W. Willard Wirtz, Secretary of Labor, United States Department of Labor, Plaintiff-appellee, v. National Maritime Union of America, Defendant-appellee.james M. Morrissey, Appellant, 409 F.2d 1340 (2d Cir. 1969)Annotate this Case
Decided April 23, 1969
Daniel Donnelly, Kreindler & Kreindler, New York City, for appellant.
Charles Sovel, Abraham E. Freedman, New York City, for appellee National Maritime Union.
Michael D. Hess, Asst. U. S. Atty. (Robert M. Morgenthau, U. S. Atty. for Southern Dist. of New York, Patricia M. Hynes, Asst. U. S. Atty., of counsel), for appellee Wirtz.
Before FRIENDLY, KAUFMAN and HAYS, Circuit Judges.
HAYS, Circuit Judge:
In this action, instituted by the Secretary of Labor on the complaint of appellant and three other members of the National Maritime Union, pursuant to Title IV of the Labor-Management Reporting and Disclosure Act of 1959, 29 U.S.C. §§ 481-483 (1964), the district court set aside the union's 1966 election of officers and directed the conduct of a new election under the supervision of the Secretary. 284 F. Supp. 47 (S.D.N.Y.), aff'd, 399 F.2d 544 (2d Cir. 1968). Appellant moved to overrule the Secretary with respect to certain rules that he formulated to govern the election. The district court denied the motion on the ground that appellant lacked standing to bring an action under Title IV of the LMRDA. We affirm.
In Calhoon v. Harvey, 379 U.S. 134, 85 S. Ct. 292, 13 L. Ed. 2d 190 (1964), the Supreme Court held that the exclusive right to file a suit challenging a union election because of violations of Title IV of the LMRDA rests with the Secretary of Labor.
"Section 402 of Title IV * * * sets up an exclusive method for protecting Title IV rights, by permitting an individual member to file a complaint with the Secretary of Labor challenging the validity of any election because of violations of Title IV. Upon complaint the Secretary investigates and if he finds probable cause to believe that Title IV has been violated, he may file suit in the appropriate district court. It is apparent that Congress decided to utilize the special knowledge and discretion of the Secretary of Labor in order best to serve the public interest. * * * In so doing Congress, with one exception not here relevant, decided not to permit individuals to block or delay union elections by filing federal-court suits for violations of Title IV." 379 U.S. at 140, 85 S. Ct. at 296 (footnote omitted).
Thus when appellant challenged the 1966 election he filed a complaint with the Secretary; it was the Secretary who brought the suit that resulted in the election's being set aside.
The fact that here appellant's motion dealt with a second election does not justify a different result. The considerations, including the possibility of delay, on the basis of which Congress prohibited suits by individual union members are substantially the same for the second election as for the first.
Appellant contends that Rule 71 of the Federal Rules of Civil Procedure confers standing upon him, as one of the four union members on whose complaint the Secretary was acting when he filed suit against the union, to bring this motion to enforce the order of the district court.
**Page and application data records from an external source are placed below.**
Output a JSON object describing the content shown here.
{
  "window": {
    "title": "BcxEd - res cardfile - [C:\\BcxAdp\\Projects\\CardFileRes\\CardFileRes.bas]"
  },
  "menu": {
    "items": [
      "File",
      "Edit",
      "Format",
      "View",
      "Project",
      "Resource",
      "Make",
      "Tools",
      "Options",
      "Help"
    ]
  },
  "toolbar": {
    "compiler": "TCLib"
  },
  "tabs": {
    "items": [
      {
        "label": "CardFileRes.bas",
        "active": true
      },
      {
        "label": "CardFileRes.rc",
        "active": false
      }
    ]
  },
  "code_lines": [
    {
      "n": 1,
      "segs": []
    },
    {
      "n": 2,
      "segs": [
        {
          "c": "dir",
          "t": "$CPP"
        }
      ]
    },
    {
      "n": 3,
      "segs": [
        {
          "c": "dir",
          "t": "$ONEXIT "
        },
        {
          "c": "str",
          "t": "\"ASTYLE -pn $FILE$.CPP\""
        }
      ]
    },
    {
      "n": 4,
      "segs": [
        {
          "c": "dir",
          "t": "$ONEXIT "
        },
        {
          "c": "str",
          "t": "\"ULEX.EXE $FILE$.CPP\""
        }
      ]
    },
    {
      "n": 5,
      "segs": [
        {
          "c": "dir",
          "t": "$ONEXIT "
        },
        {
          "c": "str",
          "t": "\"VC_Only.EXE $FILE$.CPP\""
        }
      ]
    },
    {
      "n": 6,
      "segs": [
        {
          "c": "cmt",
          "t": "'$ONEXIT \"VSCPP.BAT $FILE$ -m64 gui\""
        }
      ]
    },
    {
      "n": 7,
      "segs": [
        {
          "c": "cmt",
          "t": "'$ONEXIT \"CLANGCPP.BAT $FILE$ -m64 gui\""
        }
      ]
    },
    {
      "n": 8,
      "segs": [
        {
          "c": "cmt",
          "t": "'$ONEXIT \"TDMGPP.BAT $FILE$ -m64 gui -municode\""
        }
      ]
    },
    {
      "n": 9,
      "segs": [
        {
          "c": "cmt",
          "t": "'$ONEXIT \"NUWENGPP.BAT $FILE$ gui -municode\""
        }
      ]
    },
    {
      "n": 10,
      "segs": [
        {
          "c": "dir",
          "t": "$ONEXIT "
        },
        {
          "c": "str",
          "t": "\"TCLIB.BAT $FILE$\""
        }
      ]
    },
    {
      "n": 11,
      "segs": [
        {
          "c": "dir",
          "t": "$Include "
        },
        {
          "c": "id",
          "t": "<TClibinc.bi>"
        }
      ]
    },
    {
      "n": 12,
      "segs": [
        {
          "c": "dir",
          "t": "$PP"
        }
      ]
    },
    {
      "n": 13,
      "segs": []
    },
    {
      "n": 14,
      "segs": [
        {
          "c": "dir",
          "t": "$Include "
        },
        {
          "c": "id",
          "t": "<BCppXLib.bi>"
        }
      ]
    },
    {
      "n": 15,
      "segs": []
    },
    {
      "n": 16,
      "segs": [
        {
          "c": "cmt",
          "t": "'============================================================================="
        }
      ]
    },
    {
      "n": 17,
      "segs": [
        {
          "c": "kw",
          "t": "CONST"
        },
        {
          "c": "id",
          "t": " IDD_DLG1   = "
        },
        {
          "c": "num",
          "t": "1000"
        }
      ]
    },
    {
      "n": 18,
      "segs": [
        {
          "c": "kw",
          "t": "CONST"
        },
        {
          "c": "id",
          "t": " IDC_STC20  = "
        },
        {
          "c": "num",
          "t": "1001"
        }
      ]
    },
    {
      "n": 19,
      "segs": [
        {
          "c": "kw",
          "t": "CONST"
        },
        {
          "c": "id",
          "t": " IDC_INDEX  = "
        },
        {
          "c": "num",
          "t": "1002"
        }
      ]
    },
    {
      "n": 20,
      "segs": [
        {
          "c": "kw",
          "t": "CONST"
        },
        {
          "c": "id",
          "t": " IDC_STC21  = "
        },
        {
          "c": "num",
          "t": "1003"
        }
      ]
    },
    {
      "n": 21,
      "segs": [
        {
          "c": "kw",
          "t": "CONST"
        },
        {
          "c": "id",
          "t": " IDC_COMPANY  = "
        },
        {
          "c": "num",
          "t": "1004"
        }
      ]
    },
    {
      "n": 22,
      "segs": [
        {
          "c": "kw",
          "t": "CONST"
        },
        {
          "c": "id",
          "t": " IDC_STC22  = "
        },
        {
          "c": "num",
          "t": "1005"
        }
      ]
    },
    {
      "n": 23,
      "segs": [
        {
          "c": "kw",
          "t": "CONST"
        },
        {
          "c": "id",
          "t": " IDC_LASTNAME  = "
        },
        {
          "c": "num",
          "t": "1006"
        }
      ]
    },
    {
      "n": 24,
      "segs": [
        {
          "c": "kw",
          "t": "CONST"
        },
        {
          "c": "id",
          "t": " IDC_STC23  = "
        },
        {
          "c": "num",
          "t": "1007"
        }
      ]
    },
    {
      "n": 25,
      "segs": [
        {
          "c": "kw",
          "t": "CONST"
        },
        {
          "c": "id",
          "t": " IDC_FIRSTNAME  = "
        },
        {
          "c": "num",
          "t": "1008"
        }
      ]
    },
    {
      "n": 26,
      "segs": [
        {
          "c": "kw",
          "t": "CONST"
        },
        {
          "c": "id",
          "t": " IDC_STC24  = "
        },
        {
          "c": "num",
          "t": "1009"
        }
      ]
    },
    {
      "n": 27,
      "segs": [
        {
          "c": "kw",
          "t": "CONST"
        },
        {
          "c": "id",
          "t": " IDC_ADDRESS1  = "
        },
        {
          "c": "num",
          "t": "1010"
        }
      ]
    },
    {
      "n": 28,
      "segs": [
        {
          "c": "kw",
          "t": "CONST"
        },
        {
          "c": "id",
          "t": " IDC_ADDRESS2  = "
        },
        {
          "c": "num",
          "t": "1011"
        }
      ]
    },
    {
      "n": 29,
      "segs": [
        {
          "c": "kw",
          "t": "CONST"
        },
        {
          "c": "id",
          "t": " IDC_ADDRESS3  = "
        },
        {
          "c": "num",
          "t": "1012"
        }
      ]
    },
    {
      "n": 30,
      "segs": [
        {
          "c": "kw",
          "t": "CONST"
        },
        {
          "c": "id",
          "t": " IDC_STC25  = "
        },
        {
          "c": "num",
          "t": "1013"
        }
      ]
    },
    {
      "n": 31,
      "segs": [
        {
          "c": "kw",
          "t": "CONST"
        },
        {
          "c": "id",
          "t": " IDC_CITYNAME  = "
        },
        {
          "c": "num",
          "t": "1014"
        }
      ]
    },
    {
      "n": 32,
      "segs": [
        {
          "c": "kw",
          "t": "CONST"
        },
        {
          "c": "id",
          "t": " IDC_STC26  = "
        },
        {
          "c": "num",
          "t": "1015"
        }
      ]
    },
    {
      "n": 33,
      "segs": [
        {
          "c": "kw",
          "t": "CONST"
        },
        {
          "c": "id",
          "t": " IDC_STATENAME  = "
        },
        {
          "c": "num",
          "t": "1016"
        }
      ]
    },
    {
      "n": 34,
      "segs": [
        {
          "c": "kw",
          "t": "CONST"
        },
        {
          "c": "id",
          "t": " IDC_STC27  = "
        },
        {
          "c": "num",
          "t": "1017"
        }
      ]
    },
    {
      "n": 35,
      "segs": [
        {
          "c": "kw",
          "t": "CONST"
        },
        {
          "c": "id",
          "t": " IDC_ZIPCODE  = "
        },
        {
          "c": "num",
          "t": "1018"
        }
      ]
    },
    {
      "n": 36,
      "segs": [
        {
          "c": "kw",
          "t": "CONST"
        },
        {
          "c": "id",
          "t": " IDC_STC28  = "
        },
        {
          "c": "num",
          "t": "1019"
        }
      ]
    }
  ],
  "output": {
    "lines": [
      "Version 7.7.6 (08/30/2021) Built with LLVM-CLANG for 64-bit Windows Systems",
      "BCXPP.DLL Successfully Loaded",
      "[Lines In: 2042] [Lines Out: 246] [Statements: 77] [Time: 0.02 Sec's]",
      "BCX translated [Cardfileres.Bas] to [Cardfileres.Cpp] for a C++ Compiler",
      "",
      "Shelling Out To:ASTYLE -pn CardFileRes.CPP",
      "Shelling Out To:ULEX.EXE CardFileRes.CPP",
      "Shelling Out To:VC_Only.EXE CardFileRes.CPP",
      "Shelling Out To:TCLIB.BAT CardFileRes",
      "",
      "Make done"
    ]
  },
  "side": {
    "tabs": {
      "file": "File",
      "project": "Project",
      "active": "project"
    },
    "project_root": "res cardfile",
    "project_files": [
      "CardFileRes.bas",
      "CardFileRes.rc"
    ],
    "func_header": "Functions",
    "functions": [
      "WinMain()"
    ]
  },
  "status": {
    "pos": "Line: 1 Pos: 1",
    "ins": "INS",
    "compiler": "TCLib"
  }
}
The short answer to appellant's contention is that the district court's order did not deal with the issues raised in the motion here on appeal, and thus the motion is not one to enforce a prior order of the district court.